▸ **PROBLEM REQUIREMENTS**: Identify every line in the records below that contains the word "this", and copy each of those lines.

(Stored items from a collection)

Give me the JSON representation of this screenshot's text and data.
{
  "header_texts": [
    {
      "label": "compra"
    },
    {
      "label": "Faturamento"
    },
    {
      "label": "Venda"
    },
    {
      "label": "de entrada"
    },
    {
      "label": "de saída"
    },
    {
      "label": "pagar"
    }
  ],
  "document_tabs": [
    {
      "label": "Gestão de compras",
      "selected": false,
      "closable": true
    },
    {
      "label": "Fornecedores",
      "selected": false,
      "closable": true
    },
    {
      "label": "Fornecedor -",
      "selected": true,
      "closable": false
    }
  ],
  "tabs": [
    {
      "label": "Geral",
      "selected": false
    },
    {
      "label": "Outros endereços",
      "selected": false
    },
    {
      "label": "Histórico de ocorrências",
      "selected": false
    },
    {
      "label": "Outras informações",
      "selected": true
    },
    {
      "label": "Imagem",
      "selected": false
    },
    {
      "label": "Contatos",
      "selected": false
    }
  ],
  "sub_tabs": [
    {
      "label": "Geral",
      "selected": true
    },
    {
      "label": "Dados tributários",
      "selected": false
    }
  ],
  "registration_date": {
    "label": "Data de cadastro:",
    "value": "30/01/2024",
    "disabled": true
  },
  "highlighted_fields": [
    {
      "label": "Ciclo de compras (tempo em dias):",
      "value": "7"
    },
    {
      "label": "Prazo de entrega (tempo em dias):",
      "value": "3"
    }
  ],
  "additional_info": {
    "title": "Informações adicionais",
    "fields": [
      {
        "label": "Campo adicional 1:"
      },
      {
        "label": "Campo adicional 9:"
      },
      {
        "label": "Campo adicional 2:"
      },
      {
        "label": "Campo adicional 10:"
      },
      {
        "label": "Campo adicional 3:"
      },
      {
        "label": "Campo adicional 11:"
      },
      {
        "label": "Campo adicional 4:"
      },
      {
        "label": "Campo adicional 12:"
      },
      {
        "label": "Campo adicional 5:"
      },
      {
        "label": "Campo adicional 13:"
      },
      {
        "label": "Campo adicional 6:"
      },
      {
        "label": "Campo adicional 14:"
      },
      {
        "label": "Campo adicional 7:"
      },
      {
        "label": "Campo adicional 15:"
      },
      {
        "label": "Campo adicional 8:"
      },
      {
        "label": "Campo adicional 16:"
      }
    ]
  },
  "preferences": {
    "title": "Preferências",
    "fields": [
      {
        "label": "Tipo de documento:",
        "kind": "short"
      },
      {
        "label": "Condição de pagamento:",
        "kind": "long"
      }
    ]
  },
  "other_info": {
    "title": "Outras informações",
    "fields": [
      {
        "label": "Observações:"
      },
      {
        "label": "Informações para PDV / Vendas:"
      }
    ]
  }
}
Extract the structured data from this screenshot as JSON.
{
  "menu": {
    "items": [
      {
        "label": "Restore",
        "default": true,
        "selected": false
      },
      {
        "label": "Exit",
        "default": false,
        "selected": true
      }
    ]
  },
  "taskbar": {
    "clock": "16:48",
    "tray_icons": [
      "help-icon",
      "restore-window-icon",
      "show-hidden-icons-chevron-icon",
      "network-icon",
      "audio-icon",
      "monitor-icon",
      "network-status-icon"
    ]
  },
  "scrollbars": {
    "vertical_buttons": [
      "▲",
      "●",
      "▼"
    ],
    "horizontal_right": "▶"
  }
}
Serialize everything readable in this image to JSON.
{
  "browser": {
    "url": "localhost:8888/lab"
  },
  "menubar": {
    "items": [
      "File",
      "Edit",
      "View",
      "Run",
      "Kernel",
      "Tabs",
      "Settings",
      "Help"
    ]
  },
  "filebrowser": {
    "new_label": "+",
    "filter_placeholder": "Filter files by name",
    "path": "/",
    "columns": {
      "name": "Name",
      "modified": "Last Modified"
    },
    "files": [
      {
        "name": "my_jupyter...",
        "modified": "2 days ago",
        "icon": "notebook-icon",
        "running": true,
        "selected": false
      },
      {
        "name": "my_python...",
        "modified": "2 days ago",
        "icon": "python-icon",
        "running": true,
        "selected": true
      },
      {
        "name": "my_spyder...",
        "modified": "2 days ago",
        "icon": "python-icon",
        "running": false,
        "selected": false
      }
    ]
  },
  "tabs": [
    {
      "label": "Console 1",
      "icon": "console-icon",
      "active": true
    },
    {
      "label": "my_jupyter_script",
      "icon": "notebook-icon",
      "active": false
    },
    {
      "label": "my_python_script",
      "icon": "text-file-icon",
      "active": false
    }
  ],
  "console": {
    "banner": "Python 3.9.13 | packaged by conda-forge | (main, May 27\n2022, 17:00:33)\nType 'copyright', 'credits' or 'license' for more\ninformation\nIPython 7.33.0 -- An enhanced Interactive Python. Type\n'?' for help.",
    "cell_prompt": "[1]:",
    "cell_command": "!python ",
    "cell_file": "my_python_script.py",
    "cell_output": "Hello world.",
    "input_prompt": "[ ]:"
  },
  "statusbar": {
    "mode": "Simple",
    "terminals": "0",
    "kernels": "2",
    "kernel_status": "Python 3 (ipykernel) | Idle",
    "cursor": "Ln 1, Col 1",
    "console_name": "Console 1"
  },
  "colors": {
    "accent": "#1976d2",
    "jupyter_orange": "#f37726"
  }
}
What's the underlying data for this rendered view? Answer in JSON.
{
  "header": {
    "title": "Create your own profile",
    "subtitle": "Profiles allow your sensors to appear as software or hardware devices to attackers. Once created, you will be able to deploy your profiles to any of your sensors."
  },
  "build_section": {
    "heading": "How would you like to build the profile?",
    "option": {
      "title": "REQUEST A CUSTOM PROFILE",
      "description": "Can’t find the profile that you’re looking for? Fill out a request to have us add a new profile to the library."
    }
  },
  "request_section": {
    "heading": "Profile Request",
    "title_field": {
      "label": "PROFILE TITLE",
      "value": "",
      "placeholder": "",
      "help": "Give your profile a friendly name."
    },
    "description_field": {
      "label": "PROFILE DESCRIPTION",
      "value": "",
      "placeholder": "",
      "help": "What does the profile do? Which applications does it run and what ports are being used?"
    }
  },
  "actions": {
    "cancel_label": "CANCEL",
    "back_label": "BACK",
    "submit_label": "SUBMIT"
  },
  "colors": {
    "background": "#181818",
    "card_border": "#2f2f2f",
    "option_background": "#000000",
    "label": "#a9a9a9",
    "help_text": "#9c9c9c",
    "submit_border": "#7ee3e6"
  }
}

▸ **ANSWER SECTION**:
Give me the JSON representation of this screenshot's text and data.
Extract the structured data from this screenshot as JSON.
Serialize everything readable in this image to JSON.
What's the underlying data for this rendered view? Answer in JSON.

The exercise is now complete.